6. I agree that a Dobsonian is probably best bang for buck, I'd personally be looking at an 8" Sky Watcher or possibly an 8" Bresser as a minimum. A decent Newtonian should not be discounted (although its just a Dobsonian in a more traditional shape). Just be aware of the collimation aspect of it (look at Cheshire collimators as well as laser).
7. Buy from a real telescope shop (Rother Valley, First Light Optics, etc). Avoid the Amazons and similar outlets. Similar to a good tool shop, a good optics shop will help you with your purchase beyond the purchase.
8. Think about a pier as an alternative to a tripod, you mention you have the right building so it might be an option to install a pier. It would drop the cost of the tripod against a full mount option having to only source the head and if done right will be a better route.

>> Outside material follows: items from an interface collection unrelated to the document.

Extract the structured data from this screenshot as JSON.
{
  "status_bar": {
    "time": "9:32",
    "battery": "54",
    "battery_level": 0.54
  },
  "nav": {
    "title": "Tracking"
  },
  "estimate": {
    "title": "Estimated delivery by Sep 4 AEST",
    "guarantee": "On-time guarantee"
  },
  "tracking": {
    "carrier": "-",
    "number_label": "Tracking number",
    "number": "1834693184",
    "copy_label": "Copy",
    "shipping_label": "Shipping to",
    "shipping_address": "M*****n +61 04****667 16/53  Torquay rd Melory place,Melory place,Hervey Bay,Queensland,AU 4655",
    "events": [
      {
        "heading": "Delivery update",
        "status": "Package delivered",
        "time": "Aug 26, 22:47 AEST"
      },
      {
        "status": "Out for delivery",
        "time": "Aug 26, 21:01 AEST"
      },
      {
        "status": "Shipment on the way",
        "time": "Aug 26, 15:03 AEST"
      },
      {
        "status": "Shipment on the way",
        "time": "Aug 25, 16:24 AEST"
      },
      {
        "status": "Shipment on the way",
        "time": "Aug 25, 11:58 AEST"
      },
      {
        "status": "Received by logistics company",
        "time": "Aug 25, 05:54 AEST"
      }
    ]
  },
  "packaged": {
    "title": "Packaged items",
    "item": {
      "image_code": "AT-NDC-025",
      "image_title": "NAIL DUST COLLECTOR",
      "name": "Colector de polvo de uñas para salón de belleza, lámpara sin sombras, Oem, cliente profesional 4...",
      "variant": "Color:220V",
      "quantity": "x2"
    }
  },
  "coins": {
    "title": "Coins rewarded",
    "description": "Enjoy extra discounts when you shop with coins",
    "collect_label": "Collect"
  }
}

Personally, at your stage, knowing what I know now and with a budget around £400 I would start with a refractor at around 100mm with a decent Alt-Azimuth mount. Possibly a Sky Watcher AZ5 and a Sky Watcher Sky Travel 102T to pair with it (or the 120T if you can stretch the budget) or maybe a Bresser AR102s. Light portable, very useable and simple.

I would add - be very careful - it can be a slippery slope once you start with this hobby. I too started with a budget of around £400 and went way over.
Spot on advice.

1. Most decent binoculars have a 1/4"-20 thread in the joint in the middle. It's normally covered by a cap and most people never know its there. You can build a decent parallelogram in a few hours with 10mm aluminium box section and some nuts. I did and I have ten thumbs.

2. Not sure about the goto mount and getting one at the start. I brought a goto mount at the start and because the polar alignment was all out of kilter, I never got it polar aligned and eventually I gave it away as I hated it. A decent second hand alt-az mount gets you going and can be setup in seconds and you're doing things as opposed to scrambling around on your knees, checking your smartphone for exactly where to position things. If you buy a decent alt-az second hand you'll get most of your money back if you want to sell it on. There's little to go wrong with them.

3. If Astrophotography is on cards, then cut all your credit cards up now :) You will eventually start lusting after Takahasi kit and that stuff is like a Class A addition. Just to add to getting into Astrophotography, you'll end up with a computer to capture images, multiple USB cameras, multiple power supplies with different voltages, quite a lot of software, you'll be in first name terms with your local dealer (telescope, I might add, though the other sort of dealer might be cheaper), he'll be driving round in his new <erc whilst you're obsessing about how round your stars actually are, do you get another set of filters which are fractionally better (at £1,000) and do I buy that Takahashi field flattener at £500 or whatever.

4. 200% upvote on not getting hung up on magnification! Some of the best viewing I have done is with a wide angled eyepiece and 10x magnification AND a dark sky. A glass or two of wine might also have been had.

5. Good calls on the goto, you need lots of other stuff, one 'advantage' of my EQ6-Pro mount is that it is so heavy I can't move it too far from the house and therfore a power supply. The head is 17kg, the tripod another 7kg, then add counterweights, and thats before you look at humping the scope, eye pieces etc. This is another advantage of the dobsonian.

6. Collimation is where you adjust the mirrors of a reflecting telescope to get the best image. Normally mirrors in reflecting telescopes comes with a little circular ring stuck on the primary mirror, you fire a collimating laser down the eyepiece holder and adjust the pattern so all the mirrors are aligned. Its no more difficult than levelling a 3d printer bed and easier than doing a dowel joint. But you still have to buy a laser and do it eevery so often.

7. Agreed.

8. A pier is great and if you can keep the mount head on it all the time and protect it, it makes sense. You can leave it polar aligne and just shove the telescope on as you need it. A decent pier and mounting kit will probably east up £300 of your budget though.

I will now stop

rob
 
Top